If Rob Ford's mayoralty had been a scripted reality show, it would have strained credulity, as this trenchant Marcus Gee column reminds us. Gee rounds up some of Ford's greatest hits — including a few I'd missed, like Ford's vote against naming a street after Nelson Mandela; his failed bid to distribute 10,000 Easter eggs at a parade where he wasn't welcome, his appointment of disgraced, drug abusing athlete Ben Johnson to his campaign team, and his profane rant against a security guard who denied him entry to a VIP lounge at a hockey game.
You had me on the edge of my bar stool with the police angle. Would they get the goods on Rob and drag him away in cuffs? Now we find out the cops are fighting each other and it looks like he's home free. Who saw that coming? Still, you guys may be going too far for real this season. The latest episodes stretch our viewers' willingness to "suspend disbelief" (I think Spielberg said that).
A mayor who votes against naming a street after Nelson Mandela (then says it was a mistake)? I mean, Nelson Mandela! A mayor who claims to be an ordinary Joe – loyal friend of the poor, fearless foe of the elites yada yada – tries to bully his way into an exclusive lounge at a hockey game? Come on. How does your rich boy get off pretending to be real people now?
The bit about the Easter parade was good, sure. He gets banned from the parade and gets stuck with 10,000 Easter eggs. I laughed.
But with the Ben Johnson stuff, you went way over the top. What guy who is in trouble for drug use brings out a guy infamous for using steroids and poses for the cameras with him? It just reminds voters of the whole crack thing in the middle of an election campaign. Here I am, folks, the most notorious Canadian in the world – standing next to the guy who used to be the most notorious Canadian in the world. What real-life person would do that?

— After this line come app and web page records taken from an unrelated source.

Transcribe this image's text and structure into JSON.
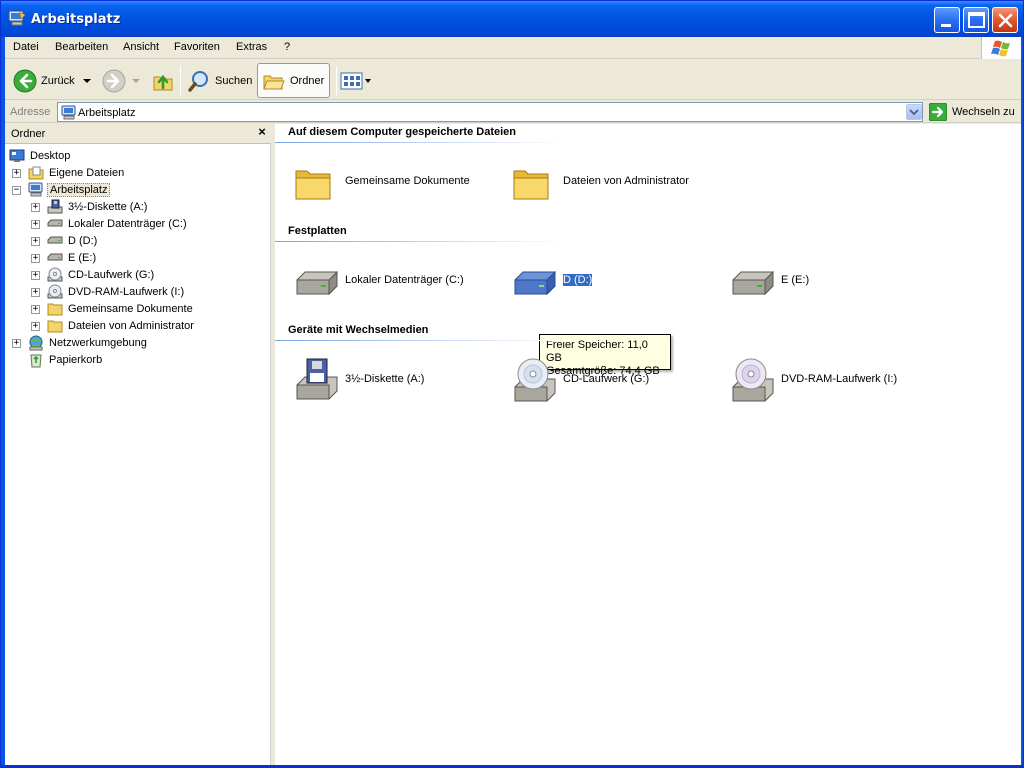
{
  "window": {
    "title": "Arbeitsplatz"
  },
  "menu": {
    "items": [
      "Datei",
      "Bearbeiten",
      "Ansicht",
      "Favoriten",
      "Extras",
      "?"
    ]
  },
  "toolbar": {
    "back_label": "Zurück",
    "search_label": "Suchen",
    "folders_label": "Ordner"
  },
  "address": {
    "label": "Adresse",
    "value": "Arbeitsplatz",
    "go_label": "Wechseln zu"
  },
  "folder_pane": {
    "title": "Ordner",
    "close_glyph": "×",
    "items": [
      {
        "label": "Desktop",
        "icon": "desktop-icon"
      },
      {
        "label": "Eigene Dateien",
        "icon": "my-documents-icon"
      },
      {
        "label": "Arbeitsplatz",
        "icon": "my-computer-icon"
      },
      {
        "label": "3½-Diskette (A:)",
        "icon": "floppy-icon"
      },
      {
        "label": "Lokaler Datenträger (C:)",
        "icon": "hard-drive-icon"
      },
      {
        "label": "D (D:)",
        "icon": "hard-drive-icon"
      },
      {
        "label": "E (E:)",
        "icon": "hard-drive-icon"
      },
      {
        "label": "CD-Laufwerk (G:)",
        "icon": "cd-drive-icon"
      },
      {
        "label": "DVD-RAM-Laufwerk (I:)",
        "icon": "dvd-drive-icon"
      },
      {
        "label": "Gemeinsame Dokumente",
        "icon": "folder-icon"
      },
      {
        "label": "Dateien von Administrator",
        "icon": "folder-icon"
      },
      {
        "label": "Netzwerkumgebung",
        "icon": "network-icon"
      },
      {
        "label": "Papierkorb",
        "icon": "recycle-bin-icon"
      }
    ]
  },
  "content": {
    "groups": [
      {
        "title": "Auf diesem Computer gespeicherte Dateien",
        "items": [
          {
            "label": "Gemeinsame Dokumente",
            "icon": "folder-icon"
          },
          {
            "label": "Dateien von Administrator",
            "icon": "folder-icon"
          }
        ]
      },
      {
        "title": "Festplatten",
        "items": [
          {
            "label": "Lokaler Datenträger (C:)",
            "icon": "hard-drive-icon"
          },
          {
            "label": "D (D:)",
            "icon": "hard-drive-icon"
          },
          {
            "label": "E (E:)",
            "icon": "hard-drive-icon"
          }
        ]
      },
      {
        "title": "Geräte mit Wechselmedien",
        "items": [
          {
            "label": "3½-Diskette (A:)",
            "icon": "floppy-drive-icon"
          },
          {
            "label": "CD-Laufwerk (G:)",
            "icon": "cd-drive-icon"
          },
          {
            "label": "DVD-RAM-Laufwerk (I:)",
            "icon": "dvd-drive-icon"
          }
        ]
      }
    ],
    "tooltip": {
      "line1": "Freier Speicher: 11,0 GB",
      "line2": "Gesamtgröße: 74,4 GB"
    }
  },
  "colors": {
    "title_bar": "#0054e3",
    "selection": "#316ac5",
    "tooltip_bg": "#ffffe1"
  }
}
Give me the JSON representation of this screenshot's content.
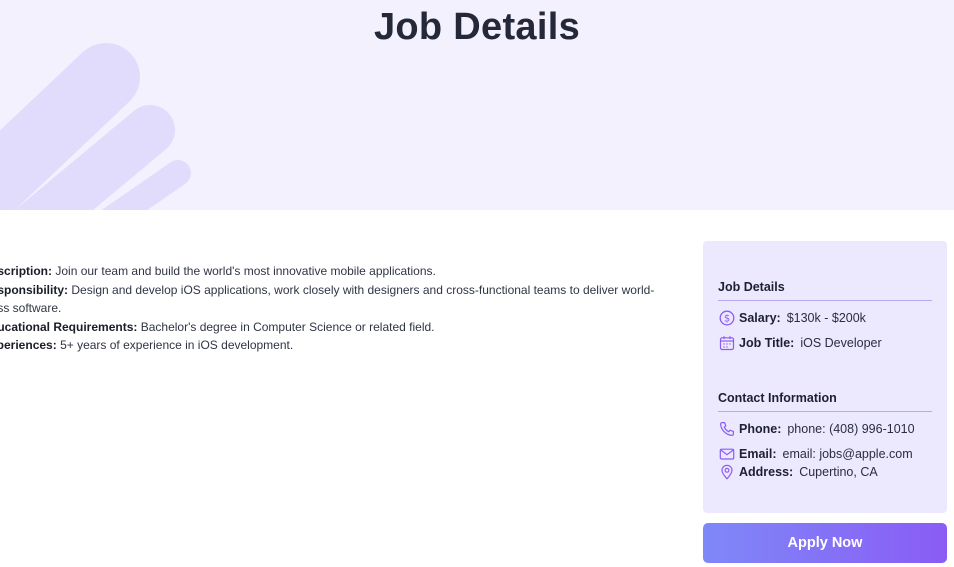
{
  "hero": {
    "title": "Job Details"
  },
  "description": {
    "items": [
      {
        "label": "Description:",
        "text": "Join our team and build the world's most innovative mobile applications."
      },
      {
        "label": "Responsibility:",
        "text": "Design and develop iOS applications, work closely with designers and cross-functional teams to deliver world-class software."
      },
      {
        "label": "Educational Requirements:",
        "text": "Bachelor's degree in Computer Science or related field."
      },
      {
        "label": "Experiences:",
        "text": "5+ years of experience in iOS development."
      }
    ]
  },
  "sidebar": {
    "job_details": {
      "title": "Job Details",
      "salary_label": "Salary:",
      "salary_value": "$130k - $200k",
      "job_title_label": "Job Title:",
      "job_title_value": "iOS Developer"
    },
    "contact": {
      "title": "Contact Information",
      "phone_label": "Phone:",
      "phone_value": "phone: (408) 996-1010",
      "email_label": "Email:",
      "email_value": "email: jobs@apple.com",
      "address_label": "Address:",
      "address_value": "Cupertino, CA"
    }
  },
  "actions": {
    "apply_label": "Apply Now"
  },
  "colors": {
    "accent": "#8b5cf6",
    "hero_bg": "#f3f1fd",
    "card_bg": "#ece8fd"
  },
  "icons": [
    "dollar-circle-icon",
    "calendar-icon",
    "phone-icon",
    "mail-icon",
    "map-pin-icon"
  ]
}
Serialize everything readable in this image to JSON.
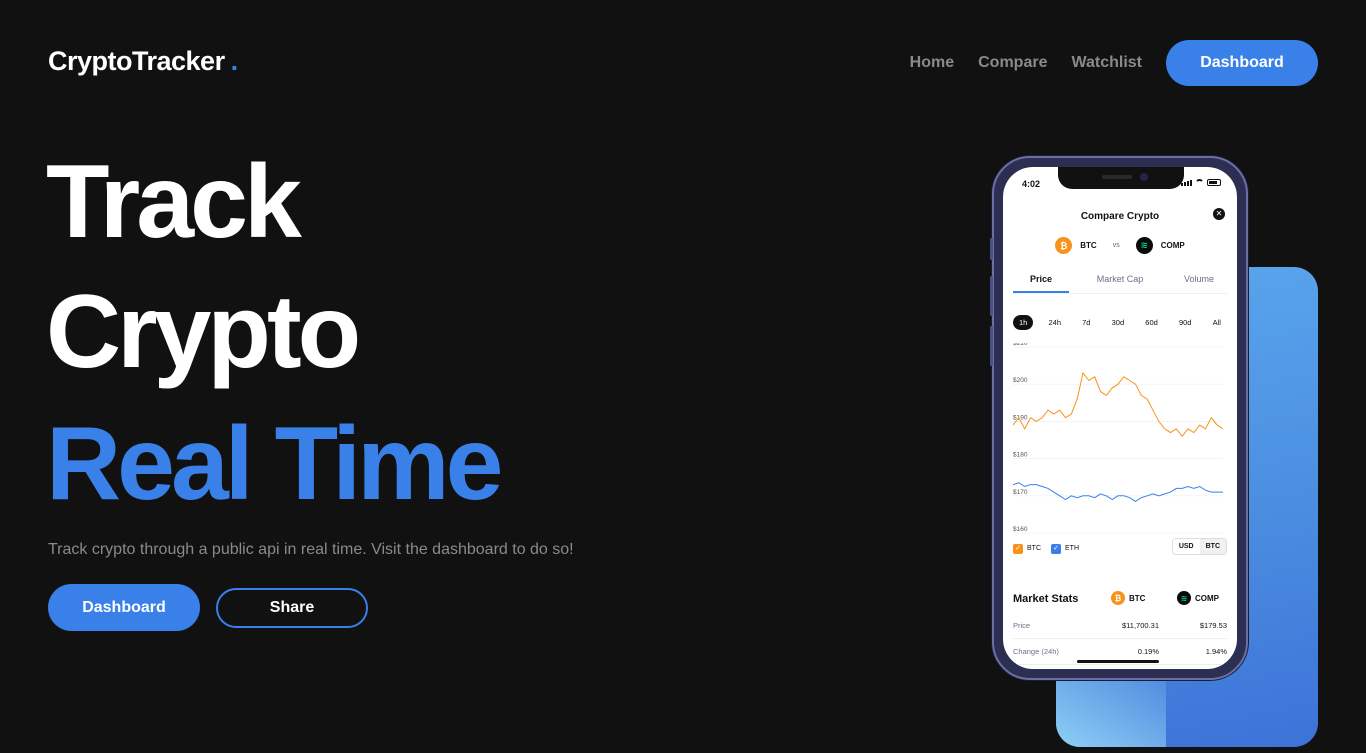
{
  "header": {
    "logo": "CryptoTracker",
    "logo_dot": ".",
    "nav": [
      "Home",
      "Compare",
      "Watchlist"
    ],
    "cta": "Dashboard"
  },
  "hero": {
    "line1": "Track",
    "line2": "Crypto",
    "line3": "Real Time",
    "subtitle": "Track crypto through a public api in real time. Visit the dashboard to do so!",
    "primary_btn": "Dashboard",
    "secondary_btn": "Share"
  },
  "colors": {
    "accent": "#3a80e9",
    "background": "#111112",
    "muted": "#8a8a8e",
    "btc": "#f7931a",
    "eth": "#3a80e9"
  },
  "phone": {
    "time": "4:02",
    "title": "Compare Crypto",
    "close_icon": "close-icon",
    "coin_a": {
      "symbol": "BTC",
      "icon": "bitcoin-icon"
    },
    "vs": "vs",
    "coin_b": {
      "symbol": "COMP",
      "icon": "compound-icon"
    },
    "tabs": [
      "Price",
      "Market Cap",
      "Volume"
    ],
    "active_tab": "Price",
    "ranges": [
      "1h",
      "24h",
      "7d",
      "30d",
      "60d",
      "90d",
      "All"
    ],
    "active_range": "1h",
    "legend": [
      "BTC",
      "ETH"
    ],
    "currency": [
      "USD",
      "BTC"
    ],
    "market_stats": {
      "title": "Market Stats",
      "col_a": "BTC",
      "col_b": "COMP",
      "rows": [
        {
          "label": "Price",
          "a": "$11,700.31",
          "b": "$179.53"
        },
        {
          "label": "Change (24h)",
          "a": "0.19%",
          "b": "1.94%"
        }
      ]
    }
  },
  "chart_data": {
    "type": "line",
    "ylabels": [
      "$210",
      "$200",
      "$190",
      "$180",
      "$170",
      "$160"
    ],
    "ylim": [
      160,
      210
    ],
    "series": [
      {
        "name": "BTC",
        "color": "#f7931a",
        "values": [
          189,
          191,
          188,
          191,
          190,
          191,
          193,
          192,
          193,
          191,
          192,
          196,
          203,
          201,
          202,
          198,
          197,
          199,
          200,
          202,
          201,
          200,
          197,
          196,
          193,
          190,
          188,
          187,
          188,
          186,
          188,
          187,
          189,
          188,
          191,
          189,
          188
        ]
      },
      {
        "name": "ETH",
        "color": "#3a80e9",
        "values": [
          173,
          173.5,
          172.5,
          173,
          173,
          172.5,
          172,
          171,
          170,
          169,
          170,
          169.5,
          170,
          170,
          169.5,
          170.5,
          170,
          169,
          170,
          170,
          169.5,
          168.5,
          169.5,
          170,
          170.5,
          170,
          170.5,
          171,
          172,
          172,
          172.5,
          172,
          172.5,
          171.5,
          171,
          171,
          171
        ]
      }
    ]
  }
}
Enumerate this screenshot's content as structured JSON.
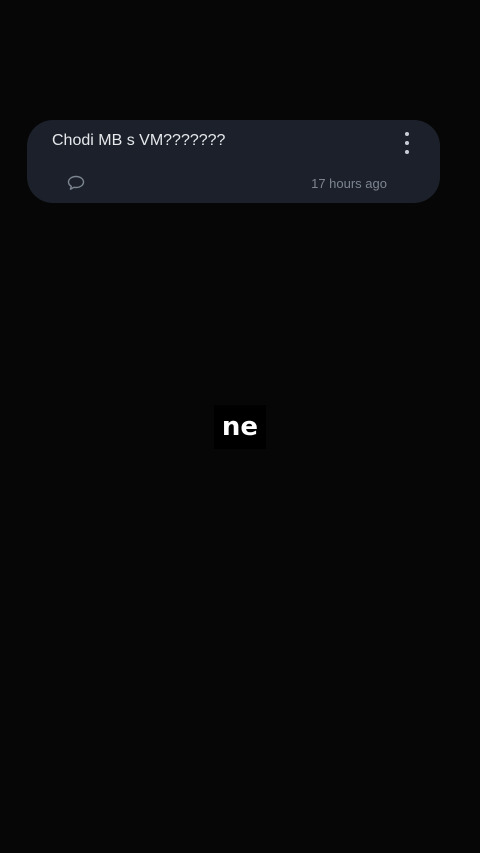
{
  "comment": {
    "text": "Chodi MB s VM???????",
    "timestamp": "17 hours ago",
    "reply_icon": "speech-bubble-icon",
    "more_icon": "more-vertical-icon"
  },
  "caption": {
    "word": "ne"
  },
  "colors": {
    "background": "#060606",
    "card": "#1b202a",
    "text": "#e6e8ec",
    "muted_text": "#7d8591"
  }
}
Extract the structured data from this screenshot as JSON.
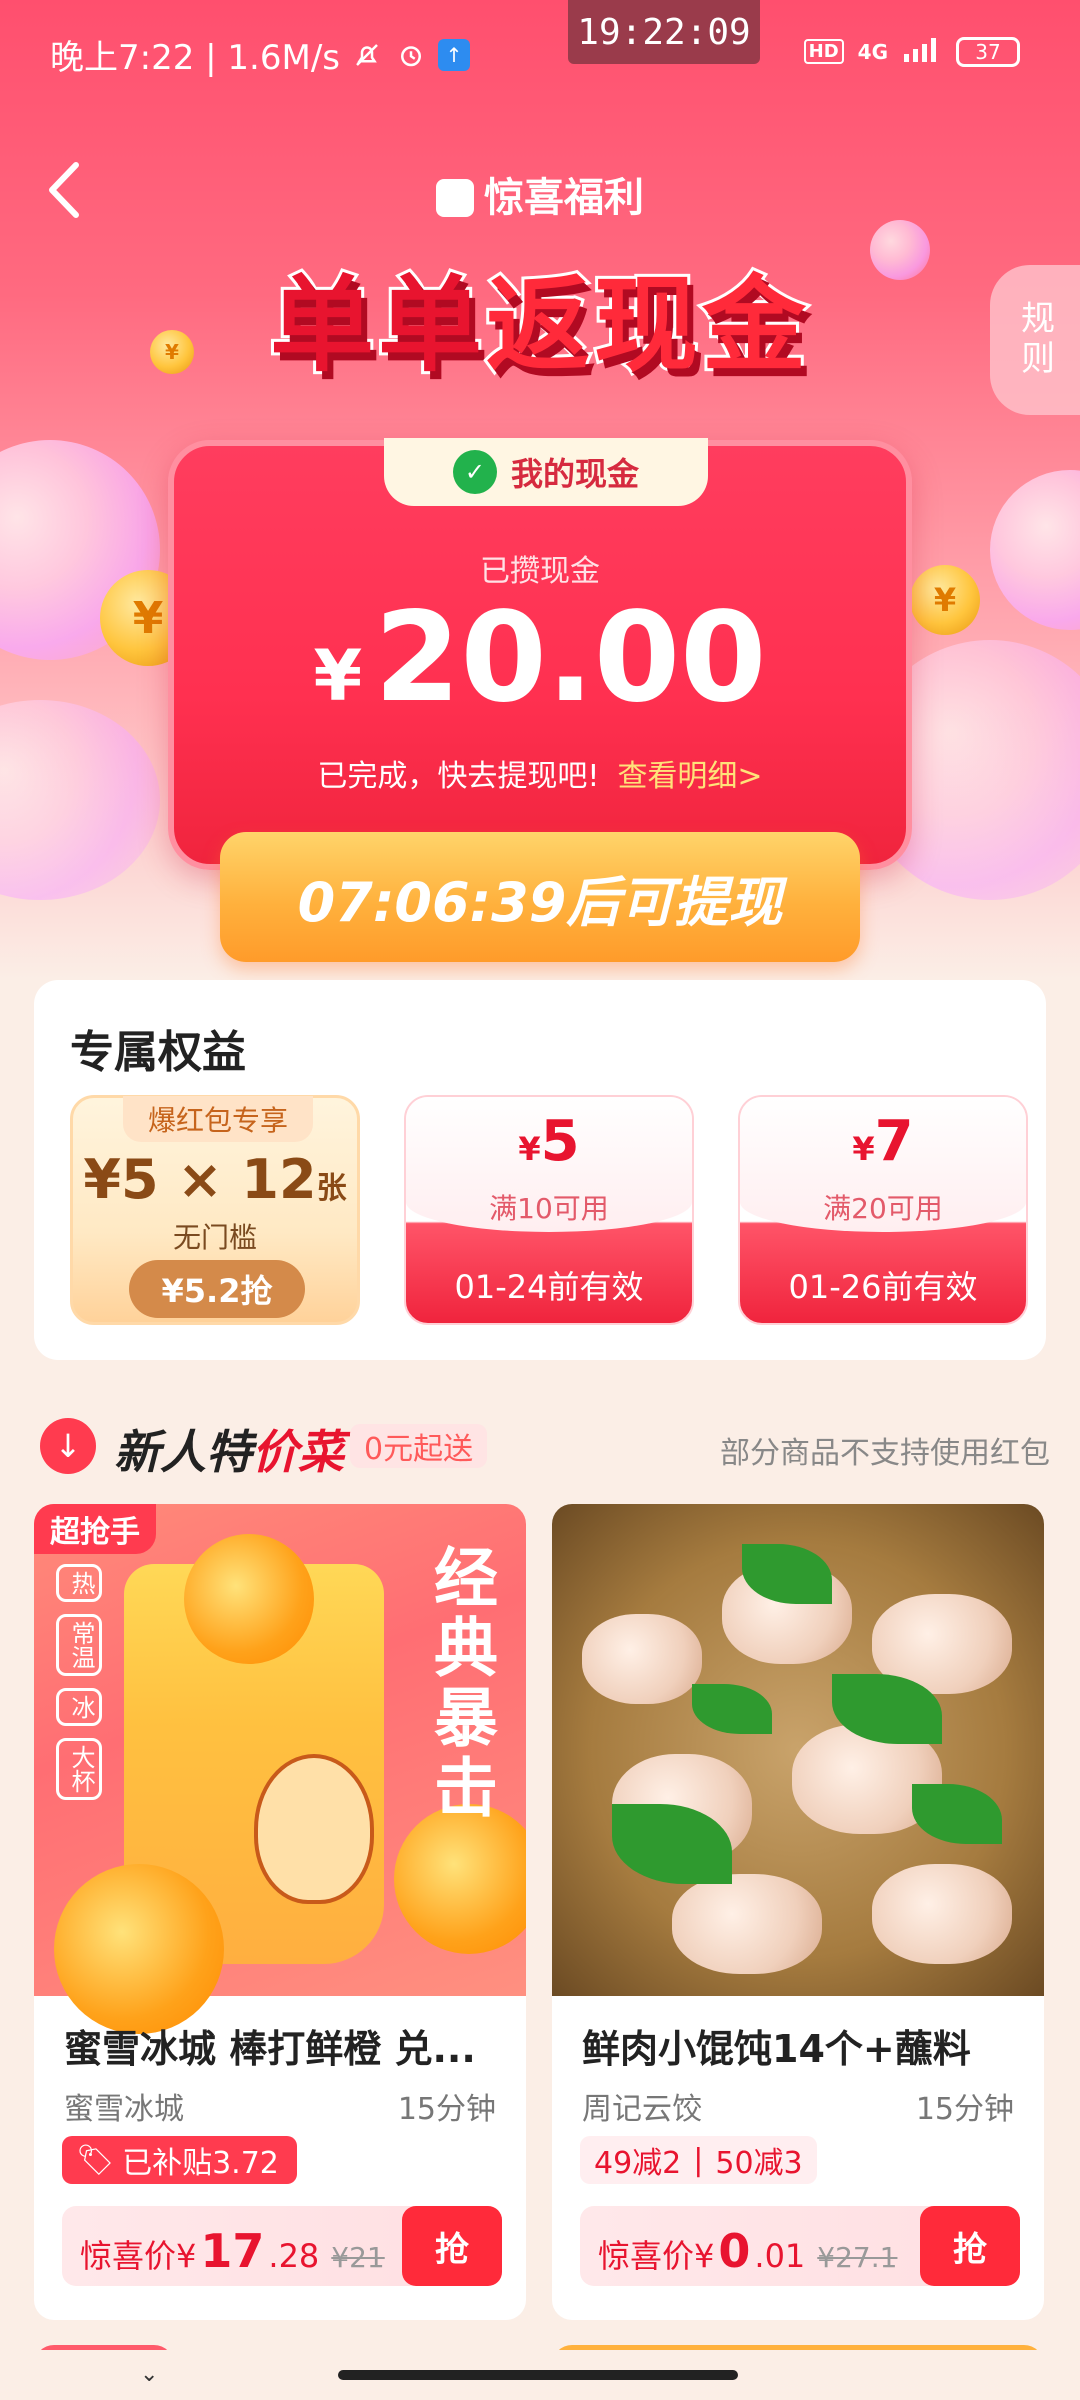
{
  "status_bar": {
    "left_text": "晚上7:22 | 1.6M/s",
    "center_time": "19:22:09",
    "hd": "HD",
    "network": "4G",
    "battery": "37"
  },
  "header": {
    "brand": "惊喜福利",
    "title_a": "单单",
    "title_b": "返现金",
    "rules": "规则"
  },
  "cash_card": {
    "tab_label": "我的现金",
    "saved_label": "已攒现金",
    "currency": "¥",
    "amount": "20.00",
    "done_text": "已完成，快去提现吧!",
    "detail_link": "查看明细>",
    "withdraw": "07:06:39后可提现"
  },
  "benefits": {
    "title": "专属权益",
    "bonus": {
      "tag": "爆红包专享",
      "value": "¥5 × 12",
      "unit": "张",
      "sub": "无门槛",
      "button": "¥5.2抢"
    },
    "coupons": [
      {
        "currency": "¥",
        "value": "5",
        "condition": "满10可用",
        "expiry": "01-24前有效"
      },
      {
        "currency": "¥",
        "value": "7",
        "condition": "满20可用",
        "expiry": "01-26前有效"
      }
    ]
  },
  "section": {
    "title_a": "新人特",
    "title_b": "价菜",
    "pill": "0元起送",
    "note": "部分商品不支持使用红包"
  },
  "products": [
    {
      "badge": "超抢手",
      "options": [
        "热",
        "常温",
        "冰",
        "大杯"
      ],
      "image_text": "经典暴击",
      "name": "蜜雪冰城 棒打鲜橙 兑...",
      "shop": "蜜雪冰城",
      "time": "15分钟",
      "subsidy": "已补贴3.72",
      "price_label": "惊喜价¥",
      "price_int": "17",
      "price_dec": ".28",
      "old_price": "¥21",
      "grab": "抢"
    },
    {
      "name": "鲜肉小馄饨14个+蘸料",
      "shop": "周记云饺",
      "time": "15分钟",
      "discounts": [
        "49减2",
        "|",
        "50减3"
      ],
      "price_label": "惊喜价¥",
      "price_int": "0",
      "price_dec": ".01",
      "old_price": "¥27.1",
      "grab": "抢"
    }
  ]
}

The Ford Show is riveting, but soon we'll stop believing it [Marcus Gee/The Globe and Mail]
(Image: God Emperor Fob Rord I, by Torley, CC-BY-SA)